What needs to be done: Please copy every line from the records below that contains the string "note".

(Website and app data records)
──────────────────────────────
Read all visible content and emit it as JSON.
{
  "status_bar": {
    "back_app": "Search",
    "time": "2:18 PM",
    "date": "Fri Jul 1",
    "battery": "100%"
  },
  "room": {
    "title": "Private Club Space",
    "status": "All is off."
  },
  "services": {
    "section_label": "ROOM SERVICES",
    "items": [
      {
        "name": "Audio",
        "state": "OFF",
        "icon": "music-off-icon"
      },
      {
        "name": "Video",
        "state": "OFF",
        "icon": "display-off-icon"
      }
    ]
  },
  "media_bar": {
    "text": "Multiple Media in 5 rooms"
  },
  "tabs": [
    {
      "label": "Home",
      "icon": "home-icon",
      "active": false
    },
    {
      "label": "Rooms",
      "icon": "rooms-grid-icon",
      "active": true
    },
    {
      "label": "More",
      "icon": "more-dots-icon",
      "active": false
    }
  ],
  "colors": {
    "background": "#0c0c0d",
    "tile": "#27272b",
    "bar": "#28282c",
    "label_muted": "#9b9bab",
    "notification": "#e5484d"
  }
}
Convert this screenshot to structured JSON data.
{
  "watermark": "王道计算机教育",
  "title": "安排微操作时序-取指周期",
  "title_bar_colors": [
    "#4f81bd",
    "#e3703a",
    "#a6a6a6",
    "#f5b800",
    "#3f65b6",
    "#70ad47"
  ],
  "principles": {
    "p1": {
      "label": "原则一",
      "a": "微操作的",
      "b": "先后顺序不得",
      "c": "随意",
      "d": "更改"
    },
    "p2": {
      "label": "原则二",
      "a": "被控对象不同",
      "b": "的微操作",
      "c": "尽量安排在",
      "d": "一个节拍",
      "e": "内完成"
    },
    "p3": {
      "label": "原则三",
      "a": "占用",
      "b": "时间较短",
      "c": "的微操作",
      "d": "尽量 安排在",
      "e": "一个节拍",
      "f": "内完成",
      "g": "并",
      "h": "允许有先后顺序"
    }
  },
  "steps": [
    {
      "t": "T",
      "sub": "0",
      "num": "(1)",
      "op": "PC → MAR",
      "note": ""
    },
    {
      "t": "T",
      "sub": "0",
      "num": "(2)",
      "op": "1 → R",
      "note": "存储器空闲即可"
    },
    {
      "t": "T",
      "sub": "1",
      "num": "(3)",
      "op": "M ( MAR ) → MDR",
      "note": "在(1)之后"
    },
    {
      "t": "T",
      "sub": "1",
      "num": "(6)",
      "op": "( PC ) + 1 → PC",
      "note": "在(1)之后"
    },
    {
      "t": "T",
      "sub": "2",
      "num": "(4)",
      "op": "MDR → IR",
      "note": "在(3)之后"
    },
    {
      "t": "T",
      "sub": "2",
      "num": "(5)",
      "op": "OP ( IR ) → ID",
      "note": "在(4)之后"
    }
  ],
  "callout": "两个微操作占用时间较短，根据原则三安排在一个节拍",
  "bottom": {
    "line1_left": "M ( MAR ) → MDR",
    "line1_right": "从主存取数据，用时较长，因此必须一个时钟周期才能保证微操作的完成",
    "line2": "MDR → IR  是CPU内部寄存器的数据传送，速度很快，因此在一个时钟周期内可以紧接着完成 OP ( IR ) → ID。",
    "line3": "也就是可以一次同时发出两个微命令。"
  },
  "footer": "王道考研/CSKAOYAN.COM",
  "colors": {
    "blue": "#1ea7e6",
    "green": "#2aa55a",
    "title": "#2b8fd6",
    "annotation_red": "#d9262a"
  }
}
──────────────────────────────
Exercise output:
      "note": ""
      "note": "存储器空闲即可"
      "note": "在(1)之后"
      "note": "在(1)之后"
      "note": "在(3)之后"
      "note": "在(4)之后"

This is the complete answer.